The manager has cash to spend, but you feel he is increasingly worn out having to justify to the boardroom how it can be used. Having become accustomed to dominance of Scottish football, Celtic’s threatened slide into complacency, and failure to share Rodgers’ ambition, could see the irritated Ulsterman walk.
Undoubtedly, Celtic’s arrogance over the John McGinn fiasco, where the Scotland midfielder snubbed his boyhood favourites for Aston Villa, has angered manager Rodgers.
McGinn was on a plate for Celtic. Promising, with a good temperament and a lethal left foot, the 23-year-old was nailed on to become the obvious replacement for Scott Brown.
Yet Celtic wasted both Hibernian and the player’s time, assuming that they could grab McGinn cheaply because he is a Hoops fan.
Those days are long gone.
Modern players know their worth and will invariably make objective, professional decisions, particularly when they are young and on the up.
It is also concerning for Celtic fans that McGinn chose his next career move in the English Championship, rather than in Glasgow, where he could relish the platform of Champions League football. Assuming, of course, Celtic don’t wilt in Athens.

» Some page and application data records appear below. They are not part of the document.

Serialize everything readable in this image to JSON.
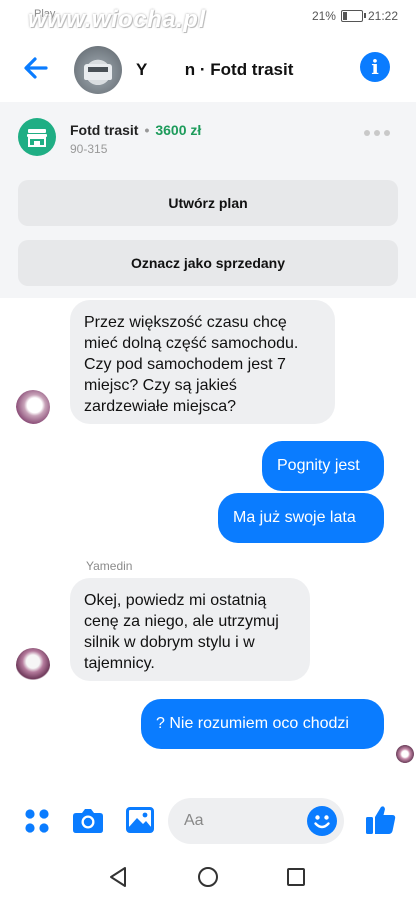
{
  "status_bar": {
    "carrier": "Play",
    "watermark": "www.wiocha.pl",
    "battery": "21%",
    "time": "21:22"
  },
  "header": {
    "title": "Y           n · Fotd trasit"
  },
  "listing": {
    "title": "Fotd trasit",
    "price": "3600 zł",
    "postal_code": "90-315",
    "create_plan_label": "Utwórz plan",
    "mark_sold_label": "Oznacz jako sprzedany"
  },
  "messages": [
    {
      "direction": "in",
      "lines": [
        "Przez większość czasu chcę",
        "mieć dolną część samochodu.",
        "Czy pod samochodem jest 7",
        "miejsc? Czy są jakieś",
        "zardzewiałe miejsca?"
      ]
    },
    {
      "direction": "out",
      "text": "Pognity jest"
    },
    {
      "direction": "out",
      "text": "Ma już swoje lata"
    },
    {
      "direction": "in",
      "sender": "Yamedin",
      "lines": [
        "Okej, powiedz mi ostatnią",
        "cenę za niego, ale utrzymuj",
        "silnik w dobrym stylu i w",
        "tajemnicy."
      ]
    },
    {
      "direction": "out",
      "text": "? Nie rozumiem oco chodzi"
    }
  ],
  "composer": {
    "placeholder": "Aa"
  },
  "icons": {
    "back": "arrow-left-icon",
    "info": "info-icon",
    "apps": "four-dots-icon",
    "camera": "camera-icon",
    "gallery": "image-icon",
    "emoji": "smiley-icon",
    "like": "thumbs-up-icon",
    "nav_back": "triangle-back-icon",
    "nav_home": "circle-home-icon",
    "nav_recent": "square-recent-icon"
  },
  "colors": {
    "accent": "#0a7cff",
    "price": "#1d9b5b",
    "shop_icon": "#1fae84",
    "bubble_in": "#eeeff1"
  }
}
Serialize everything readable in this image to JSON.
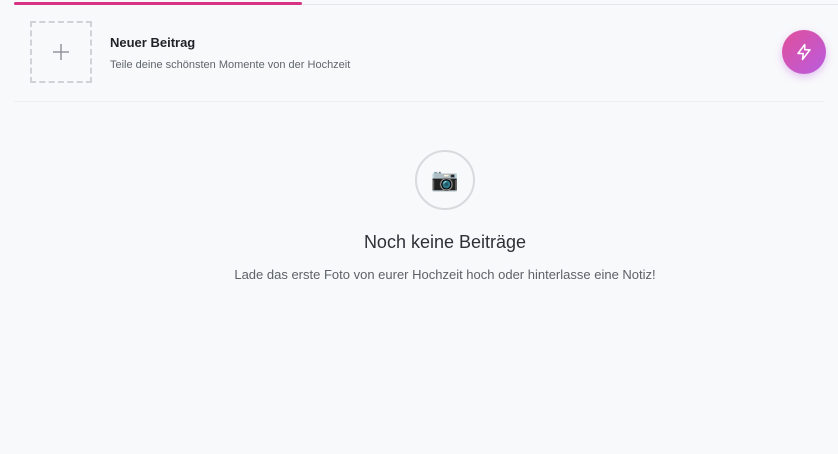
{
  "composer": {
    "title": "Neuer Beitrag",
    "subtitle": "Teile deine schönsten Momente von der Hochzeit",
    "add_icon": "plus-icon"
  },
  "fab": {
    "icon": "lightning-icon"
  },
  "empty_state": {
    "icon": "camera-icon",
    "icon_glyph": "📷",
    "title": "Noch keine Beiträge",
    "message": "Lade das erste Foto von eurer Hochzeit hoch oder hinterlasse eine Notiz!"
  },
  "colors": {
    "accent": "#d63384",
    "fab_gradient_start": "#e14f9a",
    "fab_gradient_end": "#b85ce0"
  }
}
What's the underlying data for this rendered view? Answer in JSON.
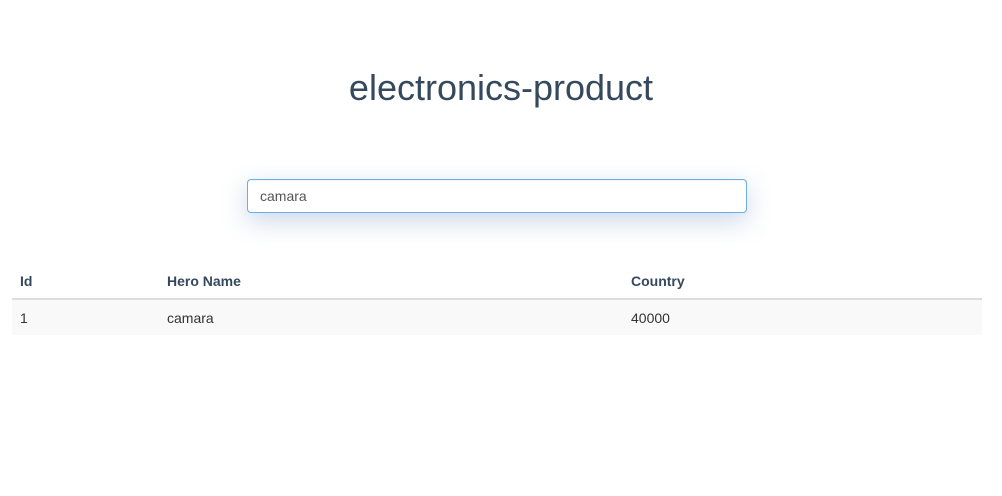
{
  "header": {
    "title": "electronics-product"
  },
  "search": {
    "value": "camara",
    "placeholder": ""
  },
  "table": {
    "columns": [
      "Id",
      "Hero Name",
      "Country"
    ],
    "rows": [
      {
        "id": "1",
        "name": "camara",
        "country": "40000"
      }
    ]
  }
}
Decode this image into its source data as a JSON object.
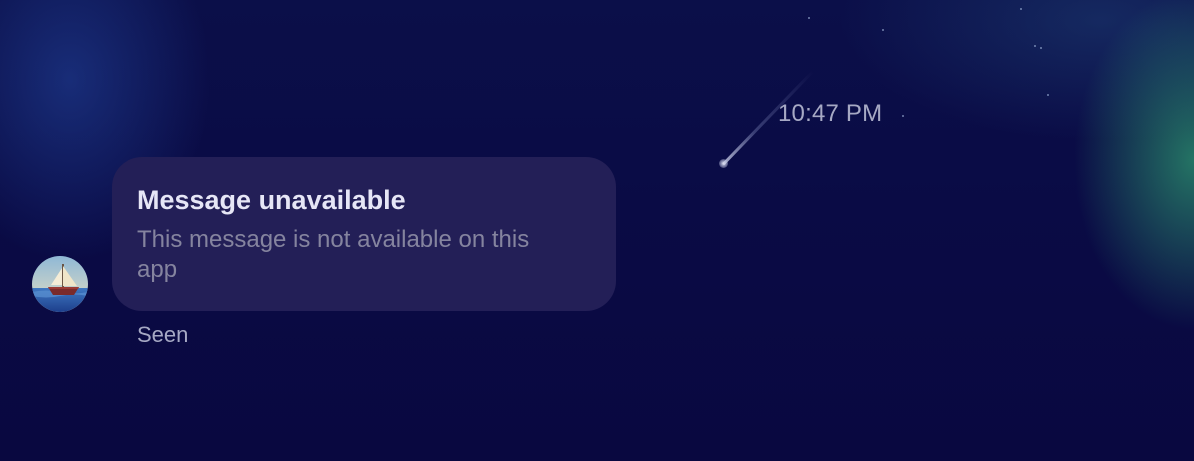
{
  "thread": {
    "timestamp": "10:47 PM",
    "message": {
      "title": "Message unavailable",
      "body": "This message is not available on this app",
      "status": "Seen"
    },
    "sender_avatar_icon": "sailboat-avatar-icon"
  },
  "colors": {
    "background": "#0a0b45",
    "bubble": "#231f57",
    "title_text": "#e6e6f6",
    "body_text": "#85849f",
    "meta_text": "#a6a9c4"
  }
}
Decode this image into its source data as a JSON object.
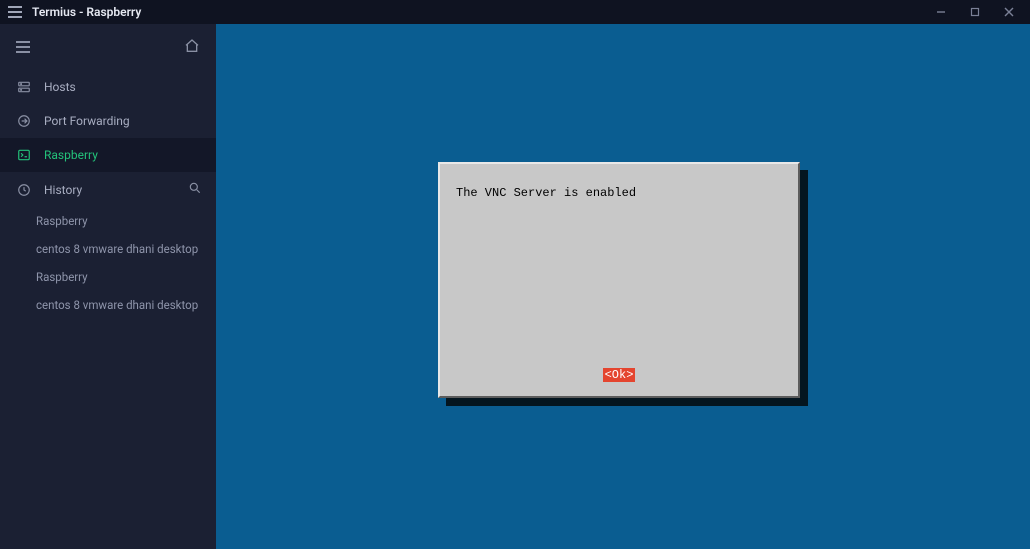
{
  "window": {
    "title": "Termius - Raspberry"
  },
  "sidebar": {
    "nav": [
      {
        "id": "hosts",
        "label": "Hosts",
        "icon": "server"
      },
      {
        "id": "portfwd",
        "label": "Port Forwarding",
        "icon": "forward"
      },
      {
        "id": "raspberry",
        "label": "Raspberry",
        "icon": "terminal",
        "active": true
      }
    ],
    "history_label": "History",
    "history_items": [
      "Raspberry",
      "centos 8 vmware dhani desktop",
      "Raspberry",
      "centos 8 vmware dhani desktop"
    ]
  },
  "terminal": {
    "dialog_message": "The VNC Server is enabled",
    "ok_label": "<Ok>"
  },
  "colors": {
    "accent": "#23c27a",
    "terminal_bg": "#0a5d91",
    "dialog_bg": "#c8c8c8",
    "ok_bg": "#e4452f"
  }
}
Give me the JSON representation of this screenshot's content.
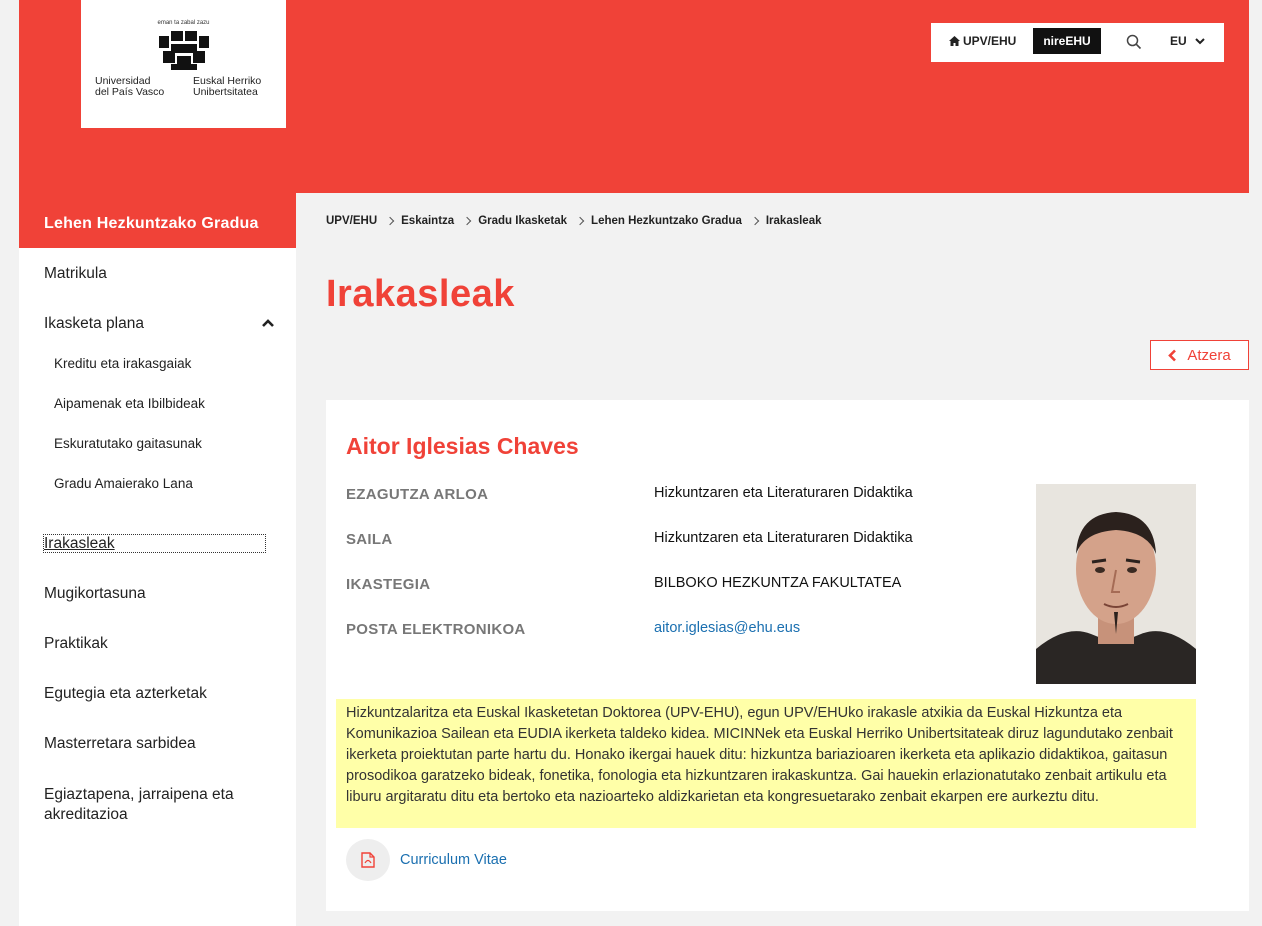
{
  "logo": {
    "motto": "eman ta zabal zazu",
    "name_es": "Universidad del País Vasco",
    "name_es_line1": "Universidad",
    "name_es_line2": "del País Vasco",
    "name_eu_line1": "Euskal Herriko",
    "name_eu_line2": "Unibertsitatea"
  },
  "toolbar": {
    "home_label": "UPV/EHU",
    "nire_label": "nireEHU",
    "search_icon": "search-icon",
    "lang_label": "EU"
  },
  "sidebar": {
    "title": "Lehen Hezkuntzako Gradua",
    "items": [
      {
        "label": "Matrikula"
      },
      {
        "label": "Ikasketa plana"
      },
      {
        "label": "Irakasleak"
      },
      {
        "label": "Mugikortasuna"
      },
      {
        "label": "Praktikak"
      },
      {
        "label": "Egutegia eta azterketak"
      },
      {
        "label": "Masterretara sarbidea"
      },
      {
        "label": "Egiaztapena, jarraipena eta akreditazioa"
      }
    ],
    "subitems": [
      {
        "label": "Kreditu eta irakasgaiak"
      },
      {
        "label": "Aipamenak eta Ibilbideak"
      },
      {
        "label": "Eskuratutako gaitasunak"
      },
      {
        "label": "Gradu Amaierako Lana"
      }
    ]
  },
  "breadcrumb": [
    "UPV/EHU",
    "Eskaintza",
    "Gradu Ikasketak",
    "Lehen Hezkuntzako Gradua",
    "Irakasleak"
  ],
  "page": {
    "title": "Irakasleak",
    "back_label": "Atzera"
  },
  "person": {
    "name": "Aitor Iglesias Chaves",
    "fields": [
      {
        "label": "EZAGUTZA ARLOA",
        "value": "Hizkuntzaren eta Literaturaren Didaktika"
      },
      {
        "label": "SAILA",
        "value": "Hizkuntzaren eta Literaturaren Didaktika"
      },
      {
        "label": "IKASTEGIA",
        "value": "BILBOKO HEZKUNTZA FAKULTATEA"
      },
      {
        "label": "POSTA ELEKTRONIKOA",
        "value": "aitor.iglesias@ehu.eus"
      }
    ],
    "bio": "Hizkuntzalaritza eta Euskal Ikasketetan Doktorea (UPV-EHU), egun UPV/EHUko irakasle atxikia da Euskal Hizkuntza eta Komunikazioa Sailean eta EUDIA ikerketa taldeko kidea. MICINNek eta Euskal Herriko Unibertsitateak diruz lagundutako zenbait ikerketa proiektutan parte hartu du. Honako ikergai hauek ditu: hizkuntza bariazioaren ikerketa eta aplikazio didaktikoa, gaitasun prosodikoa garatzeko bideak, fonetika, fonologia eta hizkuntzaren irakaskuntza. Gai hauekin erlazionatutako zenbait artikulu eta liburu argitaratu ditu eta bertoko eta nazioarteko aldizkarietan eta kongresuetarako zenbait ekarpen ere aurkeztu ditu.",
    "cv_label": "Curriculum Vitae"
  },
  "colors": {
    "brand_red": "#f04238",
    "bio_highlight": "#ffffa8",
    "link_blue": "#1a6fb0"
  }
}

Bringing back Emilio Izaguirre to boost squad numbers isn’t going to stop fans worrying that maybe Rodgers has decided he has reached a plateau at Parkhead and can still press the eject button while his stock remains high. ‘Terminado’, as he put it.
There does, though, remain time before the transfer window shuts for Celtic’s board to start taking heed, even if they did fork out £9m for Odsonne Edouard. Then again, the club banked £7m for Stuart Armstrong’s sale to Southampton.
The fact is, if Celtic paid what McGinn was worth — they could easily have eclipsed the £3m Villa eventually paid — then a fine midfielder would now be up and running in the Hoops.
Meanwhile, Rodgers knows Gerrard is looming.
Therefore, Celtic face a stark choice — ambition or self-satisfaction. If it’s the latter, then it’s only a matter of time before things turn dark and stormy.
Belfast Telegraph Digital